The denial rates vary by category of green card, and they vary widely—statistics of denial rates between 6% and 50% are commonly seen.

Is having a green card the same as citizenship?

Green card holders can in theory stay in the U.S. indefinitely, but it’s not as secure a status as U.S. citizenship. The terms “permanent resident” and “U.S. citizen” are often confused with one another.

What prevents you from getting a green card?

Under U.S. immigration law, being convicted of an “aggravated felony” will make you ineligible to receive a green card. … Some crimes considered to be “aggravated felonies” for immigration purposes might be misdemeanors—or not even crimes at all—under state or federal criminal law.

How long can you stay in America without a green card?

The quick answer to the question of how long a visitor can lawfully stay in the United States for most people is six months.
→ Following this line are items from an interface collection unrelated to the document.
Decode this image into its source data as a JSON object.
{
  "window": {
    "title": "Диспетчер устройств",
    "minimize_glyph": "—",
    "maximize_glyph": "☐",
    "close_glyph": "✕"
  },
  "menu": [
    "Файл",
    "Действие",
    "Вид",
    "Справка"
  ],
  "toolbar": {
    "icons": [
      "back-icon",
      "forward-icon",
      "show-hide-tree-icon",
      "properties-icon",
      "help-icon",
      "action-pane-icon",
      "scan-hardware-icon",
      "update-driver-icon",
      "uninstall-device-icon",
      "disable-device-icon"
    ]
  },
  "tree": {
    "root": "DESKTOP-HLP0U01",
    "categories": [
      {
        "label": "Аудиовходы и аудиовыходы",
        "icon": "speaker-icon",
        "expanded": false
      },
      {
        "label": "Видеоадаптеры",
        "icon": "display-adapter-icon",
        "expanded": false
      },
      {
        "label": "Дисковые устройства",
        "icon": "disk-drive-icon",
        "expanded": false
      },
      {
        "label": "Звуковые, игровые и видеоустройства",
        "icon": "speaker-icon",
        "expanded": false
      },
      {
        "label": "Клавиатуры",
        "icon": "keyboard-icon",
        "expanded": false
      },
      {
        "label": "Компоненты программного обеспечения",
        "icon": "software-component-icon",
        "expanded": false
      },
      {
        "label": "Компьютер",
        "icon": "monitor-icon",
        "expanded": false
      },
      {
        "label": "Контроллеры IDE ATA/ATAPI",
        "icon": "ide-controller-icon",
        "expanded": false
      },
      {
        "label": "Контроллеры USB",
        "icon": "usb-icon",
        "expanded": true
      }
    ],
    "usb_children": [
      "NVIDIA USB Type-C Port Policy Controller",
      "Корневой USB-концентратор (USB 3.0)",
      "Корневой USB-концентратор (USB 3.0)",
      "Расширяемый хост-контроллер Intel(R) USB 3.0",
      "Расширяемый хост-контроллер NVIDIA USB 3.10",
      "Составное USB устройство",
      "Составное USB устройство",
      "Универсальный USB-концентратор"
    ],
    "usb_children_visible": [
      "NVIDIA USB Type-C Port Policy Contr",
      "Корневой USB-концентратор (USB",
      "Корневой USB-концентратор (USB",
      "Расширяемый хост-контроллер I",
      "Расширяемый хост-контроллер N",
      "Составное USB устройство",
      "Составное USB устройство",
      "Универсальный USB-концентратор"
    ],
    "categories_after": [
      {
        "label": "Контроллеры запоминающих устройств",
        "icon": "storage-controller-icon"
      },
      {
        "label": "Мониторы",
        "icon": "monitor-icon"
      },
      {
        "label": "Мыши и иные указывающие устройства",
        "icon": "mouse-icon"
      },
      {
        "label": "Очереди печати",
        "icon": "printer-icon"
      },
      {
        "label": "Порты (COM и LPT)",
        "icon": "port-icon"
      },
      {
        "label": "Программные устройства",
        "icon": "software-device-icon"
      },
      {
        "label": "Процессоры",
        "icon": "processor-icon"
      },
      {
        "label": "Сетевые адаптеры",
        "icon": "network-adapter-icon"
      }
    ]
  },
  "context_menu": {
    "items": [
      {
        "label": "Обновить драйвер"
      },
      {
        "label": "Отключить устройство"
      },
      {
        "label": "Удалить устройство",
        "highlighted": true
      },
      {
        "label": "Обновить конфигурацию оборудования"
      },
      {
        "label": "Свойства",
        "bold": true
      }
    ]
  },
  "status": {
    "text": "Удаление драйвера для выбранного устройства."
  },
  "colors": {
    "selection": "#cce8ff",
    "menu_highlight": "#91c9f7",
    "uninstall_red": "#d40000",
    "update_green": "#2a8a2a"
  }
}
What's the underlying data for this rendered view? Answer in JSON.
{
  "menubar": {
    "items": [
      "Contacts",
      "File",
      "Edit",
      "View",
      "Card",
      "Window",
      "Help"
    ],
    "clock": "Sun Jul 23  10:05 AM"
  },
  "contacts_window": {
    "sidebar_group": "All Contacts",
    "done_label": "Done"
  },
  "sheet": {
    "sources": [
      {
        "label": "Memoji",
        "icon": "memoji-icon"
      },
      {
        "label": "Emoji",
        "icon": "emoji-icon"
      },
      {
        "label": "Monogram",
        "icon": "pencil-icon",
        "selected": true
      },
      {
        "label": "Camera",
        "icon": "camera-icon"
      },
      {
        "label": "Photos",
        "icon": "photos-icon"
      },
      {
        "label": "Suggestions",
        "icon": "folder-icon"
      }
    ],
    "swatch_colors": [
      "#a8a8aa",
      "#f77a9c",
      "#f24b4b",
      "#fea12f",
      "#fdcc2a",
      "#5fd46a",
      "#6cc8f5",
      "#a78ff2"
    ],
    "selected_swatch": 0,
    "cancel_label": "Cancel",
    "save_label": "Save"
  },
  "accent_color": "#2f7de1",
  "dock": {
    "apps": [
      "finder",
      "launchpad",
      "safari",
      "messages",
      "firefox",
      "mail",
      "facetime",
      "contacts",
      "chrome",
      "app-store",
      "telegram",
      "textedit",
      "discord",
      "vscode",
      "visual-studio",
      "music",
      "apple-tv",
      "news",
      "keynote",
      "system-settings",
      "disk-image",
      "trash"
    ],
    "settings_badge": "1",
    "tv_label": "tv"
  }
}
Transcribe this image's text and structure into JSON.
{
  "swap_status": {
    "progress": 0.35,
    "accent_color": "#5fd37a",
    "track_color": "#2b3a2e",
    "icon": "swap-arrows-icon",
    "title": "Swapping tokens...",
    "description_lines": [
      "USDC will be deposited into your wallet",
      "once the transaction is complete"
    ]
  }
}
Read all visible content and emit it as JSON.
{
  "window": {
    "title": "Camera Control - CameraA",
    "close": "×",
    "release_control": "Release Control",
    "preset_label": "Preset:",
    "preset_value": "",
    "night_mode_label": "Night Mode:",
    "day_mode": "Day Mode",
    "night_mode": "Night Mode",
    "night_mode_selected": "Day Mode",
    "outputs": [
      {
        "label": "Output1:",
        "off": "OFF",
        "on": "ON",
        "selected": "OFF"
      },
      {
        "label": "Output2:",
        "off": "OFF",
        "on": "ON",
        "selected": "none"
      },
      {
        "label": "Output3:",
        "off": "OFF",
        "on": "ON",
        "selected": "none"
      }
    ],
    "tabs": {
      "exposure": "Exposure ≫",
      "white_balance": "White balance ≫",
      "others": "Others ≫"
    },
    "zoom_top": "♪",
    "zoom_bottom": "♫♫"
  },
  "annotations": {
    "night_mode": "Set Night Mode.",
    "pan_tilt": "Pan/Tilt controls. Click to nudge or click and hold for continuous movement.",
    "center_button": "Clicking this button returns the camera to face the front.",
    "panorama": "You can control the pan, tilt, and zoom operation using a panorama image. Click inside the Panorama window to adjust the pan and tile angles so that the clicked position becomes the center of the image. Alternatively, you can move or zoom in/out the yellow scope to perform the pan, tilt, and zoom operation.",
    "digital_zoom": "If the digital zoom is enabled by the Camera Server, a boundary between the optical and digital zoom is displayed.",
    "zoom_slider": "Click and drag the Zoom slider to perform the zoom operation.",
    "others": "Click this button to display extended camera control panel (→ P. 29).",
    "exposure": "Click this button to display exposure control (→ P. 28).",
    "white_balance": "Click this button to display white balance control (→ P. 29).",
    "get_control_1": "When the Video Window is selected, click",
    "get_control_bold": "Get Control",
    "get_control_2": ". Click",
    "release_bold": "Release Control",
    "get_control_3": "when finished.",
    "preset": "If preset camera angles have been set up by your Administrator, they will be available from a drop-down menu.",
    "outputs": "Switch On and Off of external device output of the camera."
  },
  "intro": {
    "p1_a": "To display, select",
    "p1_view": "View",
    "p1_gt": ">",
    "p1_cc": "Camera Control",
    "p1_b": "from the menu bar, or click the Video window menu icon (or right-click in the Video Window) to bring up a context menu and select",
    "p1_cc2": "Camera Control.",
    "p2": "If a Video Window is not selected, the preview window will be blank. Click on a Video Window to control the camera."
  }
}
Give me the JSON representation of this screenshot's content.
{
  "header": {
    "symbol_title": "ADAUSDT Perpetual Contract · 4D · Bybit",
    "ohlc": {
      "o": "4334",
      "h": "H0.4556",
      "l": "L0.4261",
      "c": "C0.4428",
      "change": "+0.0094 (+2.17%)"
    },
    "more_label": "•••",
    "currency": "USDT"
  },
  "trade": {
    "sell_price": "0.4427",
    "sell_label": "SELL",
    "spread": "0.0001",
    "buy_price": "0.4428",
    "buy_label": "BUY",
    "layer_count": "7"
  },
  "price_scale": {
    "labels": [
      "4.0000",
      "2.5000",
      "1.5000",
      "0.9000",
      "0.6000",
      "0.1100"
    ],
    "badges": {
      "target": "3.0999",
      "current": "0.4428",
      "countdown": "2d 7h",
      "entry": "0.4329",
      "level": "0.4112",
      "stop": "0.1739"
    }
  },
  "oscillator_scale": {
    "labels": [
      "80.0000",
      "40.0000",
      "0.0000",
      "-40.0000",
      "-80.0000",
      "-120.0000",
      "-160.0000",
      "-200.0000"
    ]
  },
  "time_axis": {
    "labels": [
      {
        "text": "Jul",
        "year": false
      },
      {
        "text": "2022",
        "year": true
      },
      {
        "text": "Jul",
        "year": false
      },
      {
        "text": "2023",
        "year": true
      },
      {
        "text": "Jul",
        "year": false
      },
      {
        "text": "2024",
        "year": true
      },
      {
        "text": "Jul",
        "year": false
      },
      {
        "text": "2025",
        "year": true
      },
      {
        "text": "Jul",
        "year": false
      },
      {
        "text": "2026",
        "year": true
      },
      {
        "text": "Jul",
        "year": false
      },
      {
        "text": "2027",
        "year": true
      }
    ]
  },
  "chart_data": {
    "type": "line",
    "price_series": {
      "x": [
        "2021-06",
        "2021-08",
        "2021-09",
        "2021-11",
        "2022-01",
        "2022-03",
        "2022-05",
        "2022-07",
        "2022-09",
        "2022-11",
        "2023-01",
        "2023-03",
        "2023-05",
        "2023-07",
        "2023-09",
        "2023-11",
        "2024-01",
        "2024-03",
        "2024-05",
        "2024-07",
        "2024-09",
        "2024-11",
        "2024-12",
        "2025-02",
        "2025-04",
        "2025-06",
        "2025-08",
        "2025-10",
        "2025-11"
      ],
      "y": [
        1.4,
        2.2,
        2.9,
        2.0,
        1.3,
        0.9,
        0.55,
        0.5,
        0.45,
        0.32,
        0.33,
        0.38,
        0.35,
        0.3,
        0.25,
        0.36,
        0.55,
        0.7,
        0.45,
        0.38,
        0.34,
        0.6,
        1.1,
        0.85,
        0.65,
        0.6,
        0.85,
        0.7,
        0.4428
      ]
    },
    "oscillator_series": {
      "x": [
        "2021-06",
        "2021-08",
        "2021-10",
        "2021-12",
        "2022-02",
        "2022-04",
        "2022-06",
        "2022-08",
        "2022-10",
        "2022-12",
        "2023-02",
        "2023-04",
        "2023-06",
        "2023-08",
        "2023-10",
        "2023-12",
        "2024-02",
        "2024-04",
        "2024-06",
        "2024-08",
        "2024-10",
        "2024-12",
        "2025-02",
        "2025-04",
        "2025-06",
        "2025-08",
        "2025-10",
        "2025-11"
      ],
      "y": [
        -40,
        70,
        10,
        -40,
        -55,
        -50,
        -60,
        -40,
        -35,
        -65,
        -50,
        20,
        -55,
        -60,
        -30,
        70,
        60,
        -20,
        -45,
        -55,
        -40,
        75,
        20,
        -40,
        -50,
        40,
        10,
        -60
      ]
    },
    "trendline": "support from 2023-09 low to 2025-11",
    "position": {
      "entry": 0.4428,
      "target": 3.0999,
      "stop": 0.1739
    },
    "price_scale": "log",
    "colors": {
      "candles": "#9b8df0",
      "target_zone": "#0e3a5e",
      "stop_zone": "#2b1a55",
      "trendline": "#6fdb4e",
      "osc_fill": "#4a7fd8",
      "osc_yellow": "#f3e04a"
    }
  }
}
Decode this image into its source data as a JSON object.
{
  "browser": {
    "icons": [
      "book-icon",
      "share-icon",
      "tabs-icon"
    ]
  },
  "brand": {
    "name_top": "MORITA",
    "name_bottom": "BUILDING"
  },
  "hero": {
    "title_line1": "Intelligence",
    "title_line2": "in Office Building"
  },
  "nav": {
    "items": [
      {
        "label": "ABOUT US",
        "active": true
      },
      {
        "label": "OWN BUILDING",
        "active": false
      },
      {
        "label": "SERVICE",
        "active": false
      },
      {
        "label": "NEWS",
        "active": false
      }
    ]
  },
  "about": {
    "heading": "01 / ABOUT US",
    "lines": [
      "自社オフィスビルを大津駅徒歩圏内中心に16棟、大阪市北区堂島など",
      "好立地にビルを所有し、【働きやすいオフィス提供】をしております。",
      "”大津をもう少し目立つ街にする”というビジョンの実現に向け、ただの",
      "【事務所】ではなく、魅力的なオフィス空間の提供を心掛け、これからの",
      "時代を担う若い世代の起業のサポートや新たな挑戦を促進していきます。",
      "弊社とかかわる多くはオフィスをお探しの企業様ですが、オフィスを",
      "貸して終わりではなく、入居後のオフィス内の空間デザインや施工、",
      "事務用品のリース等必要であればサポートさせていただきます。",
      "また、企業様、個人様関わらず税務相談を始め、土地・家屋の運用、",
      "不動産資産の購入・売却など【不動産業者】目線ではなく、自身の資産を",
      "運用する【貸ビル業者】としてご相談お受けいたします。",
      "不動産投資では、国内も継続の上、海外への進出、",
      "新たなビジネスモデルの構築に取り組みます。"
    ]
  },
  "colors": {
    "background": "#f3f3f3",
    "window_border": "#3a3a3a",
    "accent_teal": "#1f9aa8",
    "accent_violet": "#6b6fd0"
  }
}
To be more precise, once an admission is determined to be “fair and reasonable,” the default position is that the visitor is granted a six month time period to stay.